Struggling to create personalized experiences? Check out 8 creative examples of retail brands using interactive experiences to capture audience data.
Retail brands are on a never-ending quest to capture new customers and better understand their current ones. But modern consumers are fickle. It takes more than a few holiday discount codes or clever ads to capture their affection for the long-term.
It’s becoming more and more clear that consumers want to do business with brands that personalize their shopping experiences and offers. And we know better personalization requires more data. However, consumers know their data is valuable — which means they’re holding onto it tightly. They aren’t likely to hand over their email address, preferences, or opinions without getting something in return.
So how can you create a more mutually beneficial relationship? And how can you deliver the experiences your customers demand when it’s so difficult to figure out what they really want?
Here are eight creative examples that show how retail brands are using interactive experiences to capture audience data. Hopefully they’ll spark some ideas for your next campaign and demonstrate why zero-party data is becoming the new normal for marketing.
Run a sweepstakes
Luxury department store Nordstrom partnered with Delta airlines and Away luggage to offer a sweepstakes where consumers could win a $2,000 Delta gift card, a three-piece Away suitcase set, and a $2,000 Nordstrom gift card. To enter, contestants simply had to enter some basic PII data. This exciting dream vacation prize garnered more than 28 thousand campaign entries and provided all three brands with masses of potential new customers to add to their database.
To better connect their in-person gas stations with their online channels, Shell utilized the release of Avengers: Endgame to launch a cross-channel coupon campaign. Customers were given the opportunity to win prizes ranging from an all-expense-paid vacation to tickets to see the movie by entering codes found on product packaging and store receipts. This allowed Shell to capture PII that turned their anonymous customers into real people, allowing them to create more personalized offerings at the individual level.
Share personalized recommendations
Point collection and discount app Nectar wanted to take the guesswork out of understanding their users’ travel preferences and intentions. To do this, they launched a short survey of six vacation-related questions including “What months do you intend to travel this year?” and “What modes of transportation will you take to get there?” The survey helped them determine the travel services, offers, and vacation recommendations each user would be most likely to take advantage of in the coming year.
Award loyalty points
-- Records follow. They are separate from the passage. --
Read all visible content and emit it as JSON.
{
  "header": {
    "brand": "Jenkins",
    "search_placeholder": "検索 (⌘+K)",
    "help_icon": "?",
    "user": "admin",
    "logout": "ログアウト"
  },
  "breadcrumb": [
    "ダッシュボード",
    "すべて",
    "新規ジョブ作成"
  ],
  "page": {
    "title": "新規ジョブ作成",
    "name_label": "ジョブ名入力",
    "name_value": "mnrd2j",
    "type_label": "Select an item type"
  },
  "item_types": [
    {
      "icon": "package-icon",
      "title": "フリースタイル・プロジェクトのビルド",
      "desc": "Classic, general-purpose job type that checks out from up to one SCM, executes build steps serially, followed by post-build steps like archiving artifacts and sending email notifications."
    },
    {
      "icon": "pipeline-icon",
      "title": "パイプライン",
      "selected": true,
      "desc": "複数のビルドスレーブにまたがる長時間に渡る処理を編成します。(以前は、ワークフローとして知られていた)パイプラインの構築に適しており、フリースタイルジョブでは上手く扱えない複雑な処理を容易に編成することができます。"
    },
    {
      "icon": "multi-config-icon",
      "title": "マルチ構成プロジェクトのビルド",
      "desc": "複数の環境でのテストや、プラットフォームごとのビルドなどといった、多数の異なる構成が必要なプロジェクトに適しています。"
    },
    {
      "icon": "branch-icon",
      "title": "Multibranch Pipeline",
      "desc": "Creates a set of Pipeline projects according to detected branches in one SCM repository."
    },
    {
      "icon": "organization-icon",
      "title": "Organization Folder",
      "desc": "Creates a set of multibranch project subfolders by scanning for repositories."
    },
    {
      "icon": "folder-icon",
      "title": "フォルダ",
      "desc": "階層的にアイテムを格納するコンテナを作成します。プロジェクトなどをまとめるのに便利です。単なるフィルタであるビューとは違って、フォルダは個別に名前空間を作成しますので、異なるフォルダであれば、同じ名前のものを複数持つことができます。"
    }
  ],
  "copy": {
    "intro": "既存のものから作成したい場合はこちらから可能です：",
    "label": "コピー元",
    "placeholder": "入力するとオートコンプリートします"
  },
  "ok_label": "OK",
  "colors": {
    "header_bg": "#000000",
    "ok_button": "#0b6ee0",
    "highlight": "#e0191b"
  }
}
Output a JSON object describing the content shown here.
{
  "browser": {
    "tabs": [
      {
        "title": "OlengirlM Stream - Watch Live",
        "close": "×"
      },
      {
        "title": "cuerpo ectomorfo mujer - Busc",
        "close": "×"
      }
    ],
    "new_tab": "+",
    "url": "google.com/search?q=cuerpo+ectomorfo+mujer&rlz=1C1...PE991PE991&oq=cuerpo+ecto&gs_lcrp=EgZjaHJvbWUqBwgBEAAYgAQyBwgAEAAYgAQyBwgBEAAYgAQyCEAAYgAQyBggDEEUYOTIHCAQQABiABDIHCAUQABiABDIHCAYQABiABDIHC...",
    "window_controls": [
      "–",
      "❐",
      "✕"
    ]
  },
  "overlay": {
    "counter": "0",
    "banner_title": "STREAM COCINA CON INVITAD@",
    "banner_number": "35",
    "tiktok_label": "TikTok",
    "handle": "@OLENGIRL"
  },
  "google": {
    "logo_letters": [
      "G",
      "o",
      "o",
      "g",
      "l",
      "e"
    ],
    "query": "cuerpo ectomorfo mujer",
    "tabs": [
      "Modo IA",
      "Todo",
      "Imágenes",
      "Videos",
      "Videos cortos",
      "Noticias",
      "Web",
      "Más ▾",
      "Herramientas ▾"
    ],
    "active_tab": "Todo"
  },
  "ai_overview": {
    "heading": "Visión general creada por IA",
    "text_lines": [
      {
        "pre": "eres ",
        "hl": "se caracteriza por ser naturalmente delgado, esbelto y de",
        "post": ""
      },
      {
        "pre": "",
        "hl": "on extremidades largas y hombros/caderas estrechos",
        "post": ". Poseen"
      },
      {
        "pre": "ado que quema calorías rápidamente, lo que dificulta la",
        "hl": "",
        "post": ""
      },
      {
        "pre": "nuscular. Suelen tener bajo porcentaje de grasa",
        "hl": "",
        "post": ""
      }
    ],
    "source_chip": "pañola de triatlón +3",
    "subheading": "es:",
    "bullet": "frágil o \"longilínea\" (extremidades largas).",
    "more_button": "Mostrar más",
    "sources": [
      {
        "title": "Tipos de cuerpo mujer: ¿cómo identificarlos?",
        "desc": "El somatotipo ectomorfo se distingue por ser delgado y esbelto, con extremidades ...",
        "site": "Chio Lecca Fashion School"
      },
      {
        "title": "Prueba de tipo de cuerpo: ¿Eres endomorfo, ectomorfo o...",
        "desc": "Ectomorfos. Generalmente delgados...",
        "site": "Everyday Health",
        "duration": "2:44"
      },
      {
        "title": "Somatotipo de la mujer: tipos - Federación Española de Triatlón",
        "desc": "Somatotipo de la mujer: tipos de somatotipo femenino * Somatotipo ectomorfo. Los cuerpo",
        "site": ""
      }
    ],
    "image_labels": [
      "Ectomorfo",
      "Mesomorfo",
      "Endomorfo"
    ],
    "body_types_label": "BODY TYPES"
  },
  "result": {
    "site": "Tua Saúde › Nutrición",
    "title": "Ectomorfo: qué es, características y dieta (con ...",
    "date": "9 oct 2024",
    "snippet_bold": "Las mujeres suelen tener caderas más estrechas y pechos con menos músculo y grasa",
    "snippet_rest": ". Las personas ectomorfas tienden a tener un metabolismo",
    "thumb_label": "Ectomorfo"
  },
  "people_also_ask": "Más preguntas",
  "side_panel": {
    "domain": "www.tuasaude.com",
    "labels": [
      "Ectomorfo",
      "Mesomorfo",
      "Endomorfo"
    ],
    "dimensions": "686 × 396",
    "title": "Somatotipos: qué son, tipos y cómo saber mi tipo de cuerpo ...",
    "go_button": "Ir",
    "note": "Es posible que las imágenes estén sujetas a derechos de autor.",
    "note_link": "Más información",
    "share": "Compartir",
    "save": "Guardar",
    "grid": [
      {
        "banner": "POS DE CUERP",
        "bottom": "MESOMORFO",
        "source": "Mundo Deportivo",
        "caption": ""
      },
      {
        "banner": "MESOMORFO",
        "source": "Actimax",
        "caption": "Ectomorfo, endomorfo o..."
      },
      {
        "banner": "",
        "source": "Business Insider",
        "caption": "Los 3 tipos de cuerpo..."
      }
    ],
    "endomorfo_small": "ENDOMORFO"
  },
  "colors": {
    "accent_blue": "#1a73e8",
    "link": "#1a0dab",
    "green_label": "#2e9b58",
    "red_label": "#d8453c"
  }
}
As part of its loyalty reward program, Book Outlet published an Emoji Book Challenge quiz on their website with the goals of 1) driving consumer loyalty and 2) creating a fun experience for members that would boost engagement and increase time spent on site. This quiz allowed account holders to earn points toward their next Book Outlet purchase in exchange for a few personal details to confirm their entry.
Give VIP treatment
To gather customer insights and product preferences, Pets at Home tapped into its “My VIP Awards” program. In exchange for a chance to win a £100 gift card, VIP members were asked to answer various product and preference questions through an interactive, conversational form. Through this campaign, Pets at Home was able to capture 140K entries to better personalize offers to their most loyal customers.
Create a product questionnaire
In an effort to improve their market research techniques, air freshener brand Air Wick launched a questionnaire to explore the concept of personalized fragrance creation. Targeting millennials, their “create a scent” and “personalize a product” campaigns took users through a series of questions. In exchange for their responses, participants were entered for a chance to win the product they’d created. These campaigns captured 15 thousand responses that informed Air Wick’s future product development for a new audience and replaced more costly research methods.
Share valuable information
Detergent brand Finish wanted to better understand its consumers in Brazil, a market with lower dishwasher usage. Taking advantage of Water Saving Day on March 22nd, the brand offered free detergent tablets to those who tried out their interactive water usage calculator. This four-question quiz provided valuable information to Finish, who gathered insight on customer habits and pain points, and to participants, who received their results along with useful tips on how to save water.
To improve their marketing campaign efforts, water bottle company CamelBak launched a user-generated content (UGC) competition. Customers were asked to show their CamelBak bottle in action by sharing their photos on various social channels using the #LivingColorful hashtag. This gave CamelBak an opportunity to understand the types of images that resonate with their customers and use them in their campaigns and shoppable links, leading to a 19.9% increase in bottle sales in just 5 weeks.
Today’s consumers expect marketing campaigns to be entertaining, personalized, and worth their time. If they’re asked to share data as part of the campaign, they want to receive something of value in return. Marigold Grow, Marigold’s data acquisition solution, allows marketers to create experiences that gather permissioned, self-reported data at scale. Schedule a demo today to see how your brand can start capturing data in creative ways, too.